The Evangelical Lutheran Church in America (ELCA) met in a church-wide assembly last week and, among other things, debated, considered and adopted “a social statement as well as policy changes that now allow congregations to bless and hold publicly accountable those in same-sex, lifelong, monogamous relationships, as well as to call GLBTQ pastors in such relationships to serve as their clergy.”
I don’t know if we have any Lutheran CCfB’ers or not, or how many of you might have Lutheran friends who followed this while it was happening, but, as you might imagine, this was a big deal.
There’s a beautiful blog post by an ELCA pastor recounting her perspective on the debate leading up to the adoption of the ELCA’s policy changes, asking the question, “where did Jesus stand at the ELCA assembly?”
(For those of us not Lutheran, it may be enlightening to point out that this is an allusion to Luther’s famous statement, “here I stand, I can do no other.”)
A bit of a teaser from the article:
“To be sure, there are places to go in the ELCA for triumphalism. But while celebrating a victory is understandable, these are not the words of eternal life.
To be sure, there are some places in the ELCA where you can hear the words of angry indignation and revolt. But while disappointment is understandable, these are not the words of eternal life.
There are words of eternal life, but they are not our words. So let us not go to ourselves because as deeply as we hold our beliefs about inclusion, or social justice, or as deeply as we hold our beliefs about social conservatism or personal morality, we do not have the words of eternal life. We have our beliefs, our convictions, our understandings of scripture, and, hear me clearly — these are not to be taken lightly or walked away from. But they are not the words of eternal life.
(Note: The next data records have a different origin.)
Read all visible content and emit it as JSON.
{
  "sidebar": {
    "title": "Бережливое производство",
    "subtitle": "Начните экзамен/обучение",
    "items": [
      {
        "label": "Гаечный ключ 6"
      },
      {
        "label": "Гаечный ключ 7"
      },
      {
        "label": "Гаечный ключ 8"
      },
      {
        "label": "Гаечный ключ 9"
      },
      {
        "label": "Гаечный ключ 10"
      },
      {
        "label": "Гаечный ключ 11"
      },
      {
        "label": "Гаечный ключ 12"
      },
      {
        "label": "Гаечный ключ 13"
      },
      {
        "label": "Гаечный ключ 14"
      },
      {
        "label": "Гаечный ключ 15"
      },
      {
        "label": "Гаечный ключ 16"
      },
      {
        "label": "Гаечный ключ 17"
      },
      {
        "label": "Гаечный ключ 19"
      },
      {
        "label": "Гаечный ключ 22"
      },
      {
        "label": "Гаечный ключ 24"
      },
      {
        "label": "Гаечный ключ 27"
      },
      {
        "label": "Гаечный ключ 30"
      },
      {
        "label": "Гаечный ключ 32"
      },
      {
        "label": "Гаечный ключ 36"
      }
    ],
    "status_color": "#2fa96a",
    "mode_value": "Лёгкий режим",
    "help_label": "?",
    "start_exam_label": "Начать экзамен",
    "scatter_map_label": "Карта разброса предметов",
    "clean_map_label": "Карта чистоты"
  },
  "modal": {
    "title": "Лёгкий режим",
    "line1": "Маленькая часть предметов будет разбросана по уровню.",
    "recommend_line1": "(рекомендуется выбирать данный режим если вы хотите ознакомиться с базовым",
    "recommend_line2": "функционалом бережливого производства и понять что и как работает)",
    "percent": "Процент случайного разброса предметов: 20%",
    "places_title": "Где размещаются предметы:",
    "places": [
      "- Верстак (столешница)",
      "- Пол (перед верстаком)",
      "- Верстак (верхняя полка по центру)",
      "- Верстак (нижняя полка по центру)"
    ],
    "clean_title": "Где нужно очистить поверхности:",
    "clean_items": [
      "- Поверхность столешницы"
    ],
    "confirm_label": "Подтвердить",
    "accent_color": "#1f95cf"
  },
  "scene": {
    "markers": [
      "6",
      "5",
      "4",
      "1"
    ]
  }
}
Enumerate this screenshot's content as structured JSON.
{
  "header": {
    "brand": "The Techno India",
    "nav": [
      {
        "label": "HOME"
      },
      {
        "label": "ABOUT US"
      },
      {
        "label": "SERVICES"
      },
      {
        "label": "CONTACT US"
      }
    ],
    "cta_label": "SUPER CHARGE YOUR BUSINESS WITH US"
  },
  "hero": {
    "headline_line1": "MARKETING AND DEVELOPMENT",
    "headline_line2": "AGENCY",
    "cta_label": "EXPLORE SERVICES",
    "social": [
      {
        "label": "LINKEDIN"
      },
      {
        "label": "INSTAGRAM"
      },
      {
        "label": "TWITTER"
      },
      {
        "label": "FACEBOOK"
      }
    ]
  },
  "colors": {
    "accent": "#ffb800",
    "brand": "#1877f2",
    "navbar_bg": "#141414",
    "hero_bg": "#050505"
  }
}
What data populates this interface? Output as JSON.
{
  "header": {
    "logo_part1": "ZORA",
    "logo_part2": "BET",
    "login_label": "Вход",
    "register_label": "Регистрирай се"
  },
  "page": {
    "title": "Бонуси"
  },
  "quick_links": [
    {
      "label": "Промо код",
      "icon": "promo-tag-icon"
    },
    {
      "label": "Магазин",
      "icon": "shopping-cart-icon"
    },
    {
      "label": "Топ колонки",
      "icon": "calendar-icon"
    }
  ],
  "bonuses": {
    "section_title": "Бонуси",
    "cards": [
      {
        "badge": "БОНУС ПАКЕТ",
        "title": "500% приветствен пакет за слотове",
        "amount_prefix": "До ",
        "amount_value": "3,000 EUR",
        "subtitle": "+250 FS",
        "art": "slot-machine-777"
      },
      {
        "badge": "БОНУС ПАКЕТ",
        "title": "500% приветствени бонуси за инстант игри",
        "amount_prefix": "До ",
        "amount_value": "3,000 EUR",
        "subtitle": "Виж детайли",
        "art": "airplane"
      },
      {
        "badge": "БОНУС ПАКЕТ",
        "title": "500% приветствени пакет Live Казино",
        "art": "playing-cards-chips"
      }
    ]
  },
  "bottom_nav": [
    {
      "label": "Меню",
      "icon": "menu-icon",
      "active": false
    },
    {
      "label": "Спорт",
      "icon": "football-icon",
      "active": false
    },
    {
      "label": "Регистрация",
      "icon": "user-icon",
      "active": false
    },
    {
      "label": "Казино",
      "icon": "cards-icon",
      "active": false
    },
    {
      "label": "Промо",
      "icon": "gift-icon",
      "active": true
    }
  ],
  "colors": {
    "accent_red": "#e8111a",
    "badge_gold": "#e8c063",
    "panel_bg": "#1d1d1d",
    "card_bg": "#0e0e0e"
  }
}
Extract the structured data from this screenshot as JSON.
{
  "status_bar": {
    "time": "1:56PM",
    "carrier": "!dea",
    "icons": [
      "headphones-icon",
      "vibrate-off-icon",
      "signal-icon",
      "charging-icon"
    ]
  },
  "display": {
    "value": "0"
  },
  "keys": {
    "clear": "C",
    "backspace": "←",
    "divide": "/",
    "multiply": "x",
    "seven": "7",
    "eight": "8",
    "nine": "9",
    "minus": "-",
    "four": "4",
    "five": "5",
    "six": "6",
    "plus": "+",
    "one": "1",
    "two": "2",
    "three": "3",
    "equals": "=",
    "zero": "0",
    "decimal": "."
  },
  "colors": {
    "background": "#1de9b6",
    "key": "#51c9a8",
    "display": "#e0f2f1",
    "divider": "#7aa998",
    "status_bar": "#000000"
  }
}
…So let’s again look to Christ and not ourselves, because in the end there are no winners and losers, there is just what there has always been, the good news of Jesus Christ, The Holy One of God. To whom else shall we go? He has the words of eternal life and offers all the inexplicable gift of his own self, body, blood, and word. And bids all come and eat.”